Later, a student reported back to Mary:
Sometimes it takes a logical contradiction to bring us to our senses and get our priorities right. Now admittedly intense physical pain is a little different to worry as there's a major physical component but the mind- and heart-attitude principles are exactly the same. I had been in this condition for several hours and the meds weren't working as fast as I needed them to...I knew from previous experience that this might last anywhere from 5-7 hours before drugs would work.
"I must tell you how the game helped me trust [Yahweh] today. As I froze with worry (over the exam she had been dreading), I remembered to say, "[Yahweh] is my Shepherd...so I'm afraid I'll fail!" Suddenyl I felt the strangest peace of mind, I laughted at myself, then I took the exam - and I passed!"
So I began to pray: "Yahweh's my shepherd, I shall not want (lack)....I'm in agony and I just want to panic."
So long as I had my eyes on Yah'shua I began to relax, in spite of the pain. Sometimes my eyes wandered from Him and the pain worsened, but the moment I was back on track, there was an immediate improvement. Finally I just settled down and by His grace managed to get to sleep. A couple of hours later there was considerable improvement.
Afterwards I got to thinking about how Yahweh wants to work His will in us especially in dire circumstances when we are more apt to panic than to actually listen to Him. Everything, in the final analysis, boils down to attitude and in Whom we decide to trust. This particular illness I have had many, many times before and each time it stretches my faith. Sometimes I have ended up in hospital, sometimes not, depending on the mixture of faith and common sense that is applied. If there is something we can and must do physically, then obviously we must do that too. You cannot separate faith from works (Jas.2:17) when it comes to such things.

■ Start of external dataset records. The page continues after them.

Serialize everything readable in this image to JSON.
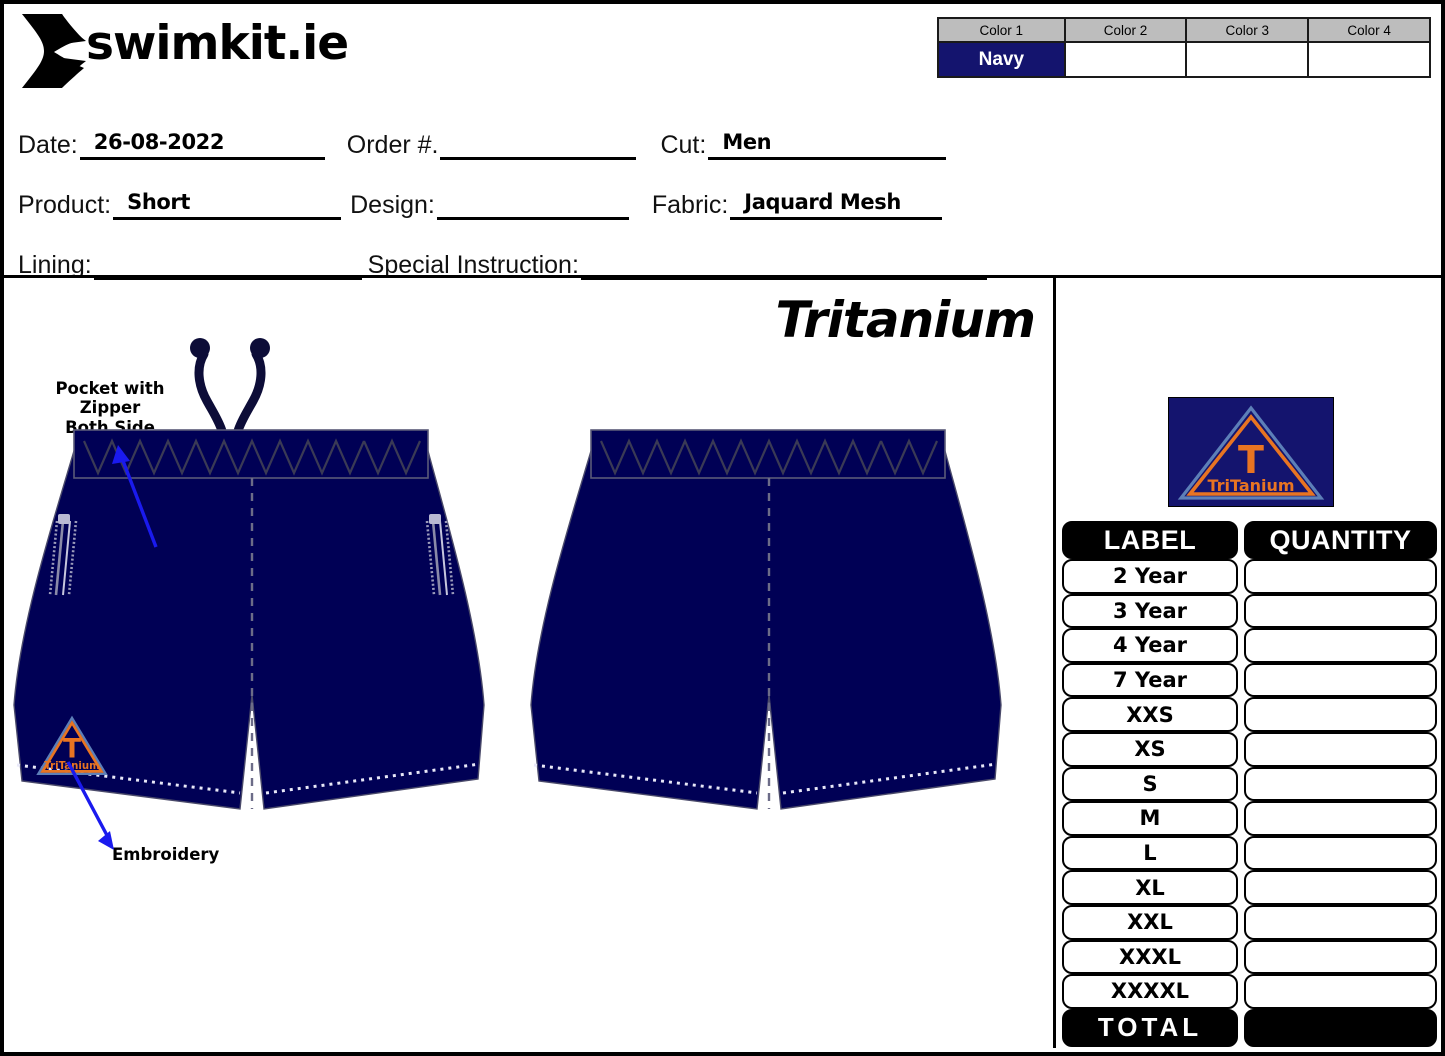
{
  "brand": {
    "name": "swimkit.ie",
    "logo_icon": "swimmer-arrow-logo"
  },
  "color_table": {
    "headers": [
      "Color 1",
      "Color 2",
      "Color 3",
      "Color 4"
    ],
    "values": [
      "Navy",
      "",
      "",
      ""
    ],
    "navy_hex": "#14146e",
    "header_bg_hex": "#bdbdbd"
  },
  "form": {
    "rows": [
      [
        {
          "label": "Date:",
          "value": "26-08-2022"
        },
        {
          "label": "Order #.",
          "value": ""
        },
        {
          "label": "Cut:",
          "value": "Men"
        }
      ],
      [
        {
          "label": "Product:",
          "value": "Short"
        },
        {
          "label": "Design:",
          "value": ""
        },
        {
          "label": "Fabric:",
          "value": "Jaquard Mesh"
        }
      ],
      [
        {
          "label": "Lining:",
          "value": ""
        },
        {
          "label": "Special Instruction:",
          "value": ""
        }
      ]
    ],
    "date_label": "Date:",
    "date_value": "26-08-2022",
    "order_label": "Order #.",
    "order_value": "",
    "cut_label": "Cut:",
    "cut_value": "Men",
    "product_label": "Product:",
    "product_value": "Short",
    "design_label": "Design:",
    "design_value": "",
    "fabric_label": "Fabric:",
    "fabric_value": "Jaquard Mesh",
    "lining_label": "Lining:",
    "lining_value": "",
    "special_label": "Special Instruction:",
    "special_value": ""
  },
  "design": {
    "title": "Tritanium",
    "garment_color_hex": "#000055",
    "annotations": {
      "pocket": "Pocket with\nZipper\nBoth Side",
      "pocket_line1": "Pocket with",
      "pocket_line2": "Zipper",
      "pocket_line3": "Both Side",
      "embroidery": "Embroidery",
      "arrow_color_hex": "#1a1aee"
    },
    "views": [
      "front",
      "back"
    ]
  },
  "logo_badge": {
    "brand_mark": "TriTanium",
    "letter": "T",
    "triangle_color_hex": "#e87422",
    "outline_color_hex": "#4a6fa8",
    "background_hex": "#14146e"
  },
  "size_table": {
    "headers": [
      "LABEL",
      "QUANTITY"
    ],
    "rows": [
      {
        "label": "2 Year",
        "quantity": ""
      },
      {
        "label": "3 Year",
        "quantity": ""
      },
      {
        "label": "4 Year",
        "quantity": ""
      },
      {
        "label": "7 Year",
        "quantity": ""
      },
      {
        "label": "XXS",
        "quantity": ""
      },
      {
        "label": "XS",
        "quantity": ""
      },
      {
        "label": "S",
        "quantity": ""
      },
      {
        "label": "M",
        "quantity": ""
      },
      {
        "label": "L",
        "quantity": ""
      },
      {
        "label": "XL",
        "quantity": ""
      },
      {
        "label": "XXL",
        "quantity": ""
      },
      {
        "label": "XXXL",
        "quantity": ""
      },
      {
        "label": "XXXXL",
        "quantity": ""
      }
    ],
    "total_label": "TOTAL",
    "total_value": ""
  }
}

Worry, on the other hand, is another matter, as it is purely of the invisible domain. Worry is a kind of atheism because it's a soul-statement that we're not trusting in Yahweh to be in charge of all things. He is, but we have to choose to let Him be. Of course, the student had to study for her exam - expecting Yahweh to do everything (in anything except salvation from sin) again demonstrates the fallacy of faith without works.
I well remember when I was at University studying for my final degree exams knowing I had only done a third of the course because I had been so busy searching for Yahweh, who had been my priority (see, A Glimpse into Heaven). I told Him I would do everything I could in the time that I had but would He please do what I could not? He was faithful in that and I passed with a good degree.
If we turn our hearts toward Yahweh and keep our gaze fixed, He will take care of everything and make His will known. Then we can be Elohim- instead of task-centered. Anything else will simply lead to unnecessasry soul-ache.
Comments from Readers
"Good word, Lev! Mighty good word!" (SW, Germany 31 December 2010)